"Your mind will give up way before your body will ..." ~Mark Curtis
Three years ago, power couple Mark Curtis and Vicki Starr switched their fitness focus from triathlons to CrossFit to improve their overall health and lifestyle—and they never looked back.
Triathlons helped develop their natural talents, but CrossFit gave these training partners and CrossFit Coeur d’Alene coaches the strength to rise to the top in their respective age groups and compete in the 2014 Masters Qualifier.

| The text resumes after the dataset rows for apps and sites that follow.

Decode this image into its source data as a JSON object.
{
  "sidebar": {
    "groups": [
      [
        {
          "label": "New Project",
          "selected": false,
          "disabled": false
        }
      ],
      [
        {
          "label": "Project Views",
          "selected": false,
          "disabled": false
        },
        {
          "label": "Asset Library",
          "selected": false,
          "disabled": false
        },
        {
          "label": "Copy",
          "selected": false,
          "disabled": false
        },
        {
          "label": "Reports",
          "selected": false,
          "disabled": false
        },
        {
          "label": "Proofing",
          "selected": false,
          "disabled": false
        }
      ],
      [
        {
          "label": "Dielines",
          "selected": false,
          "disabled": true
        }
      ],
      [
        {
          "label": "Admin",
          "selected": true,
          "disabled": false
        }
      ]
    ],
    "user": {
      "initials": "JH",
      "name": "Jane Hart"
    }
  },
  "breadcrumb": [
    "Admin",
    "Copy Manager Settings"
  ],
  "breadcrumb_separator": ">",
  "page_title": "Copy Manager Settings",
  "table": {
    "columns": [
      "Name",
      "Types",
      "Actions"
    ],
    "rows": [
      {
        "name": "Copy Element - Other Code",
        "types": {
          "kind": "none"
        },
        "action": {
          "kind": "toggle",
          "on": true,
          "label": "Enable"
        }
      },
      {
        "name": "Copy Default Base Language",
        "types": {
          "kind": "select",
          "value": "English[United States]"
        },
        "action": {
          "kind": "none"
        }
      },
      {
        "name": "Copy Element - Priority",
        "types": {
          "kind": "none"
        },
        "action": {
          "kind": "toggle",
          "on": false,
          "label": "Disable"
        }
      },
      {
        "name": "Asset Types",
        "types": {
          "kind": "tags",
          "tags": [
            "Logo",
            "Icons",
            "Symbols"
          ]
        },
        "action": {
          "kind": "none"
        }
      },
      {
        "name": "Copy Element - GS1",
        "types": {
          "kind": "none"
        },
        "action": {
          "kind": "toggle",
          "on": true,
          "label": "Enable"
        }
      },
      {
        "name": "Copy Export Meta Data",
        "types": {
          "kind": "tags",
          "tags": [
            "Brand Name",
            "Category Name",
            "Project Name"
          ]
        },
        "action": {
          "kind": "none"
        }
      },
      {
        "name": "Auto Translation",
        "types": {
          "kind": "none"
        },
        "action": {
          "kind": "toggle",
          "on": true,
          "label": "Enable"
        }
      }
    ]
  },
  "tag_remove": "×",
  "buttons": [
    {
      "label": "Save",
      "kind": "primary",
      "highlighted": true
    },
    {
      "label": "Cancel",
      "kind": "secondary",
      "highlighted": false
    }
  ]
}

Starr, 44, was a competitive six-time Ironman competitor with a finish in the Ironman World Championship in Kona, Hawaii. The mother and longtime personal trainer found CrossFit in 2011, just when the high of her triathlon competitions began to fade.
“I wanted to push myself more,” Starr explained. “Ultimately, I want to stay fit regardless of my age, taking advantage of the outdoorsy north Idaho lifestyle and being able to live life fully and passionately.”
She finished the 2014 Open in 198th place in the Masters Women 45-49 Division, narrowly qualifying for the next phase of competition.
Curtis, 53, a 24-year Navy SEAL retired veteran and also a multiple Ironman finisher with a best time of 9:13 in Kona, is no stranger to intense workouts, high physical fitness standards and competition. Curtis showed great consistency in the Masters Men 50-54 Division, finishing in 41st place.
The duo credited triathlons for helping hone their best natural assets.
“Our strengths lie in our engines and mental endurance,” Curtis said. “Your mind will give up way before your body will. We have that ability to push our bodies for another rep when our minds caution us to stop.”
Curtis added that triathlons gave him the ability to swim, bike and run well, but left him weak in everything else.
“Transforming from triathlons to CrossFit made me realize how weak I was,” Curtis said. “I’ve made significant gains in strength and today I’m the strongest I’ve been in my life.”
Training for CrossFit Competition
For the 2014 Reebok CrossFit Games season, the couple ramped up their training with age-specific programming focused on increased strength, efficient technique, improved work capacity and nutrition.
Starr said she is preparing for the Masters Qualifier by focusing on weaknesses like complex gymnastics movements, and trying not to overthink the workouts.
“For motivation, I respond best to Mark’s calm and subtle encouragement,” she said, adding that she prefers a focused and deliberate approach to competition workouts.
Curtis’ approach to the Masters Qualifier is having a plan.
“We approach competitive workouts as just another WOD, but I am a tactician and strategist so I’ve already been thinking ahead to what the workouts might be,” he said.
Freeing Up Time to Inspire Others
During triathlon season the couple recalls training up to 25 hours a week. Now, they cherish the free time CrossFit affords them.
“With CrossFit we train about six hours a week,” Starr said. “We have more energy than ever and I love having that time back to spend being active with family and friends.”
Starr coaches her daughter, 17-year-old Jayden Hall, in a CrossFit teen’s class.
“It’s cool, especially with my mom being the coach,” Hall said. “I think of them as the badass parents.”
The pair has inspired fellow CrossFit athletes, proving that age is nearly transparent in a CrossFit box.
“The younger athletes often look up to us as role models,” Curtis said, “and that is an amazing feeling.”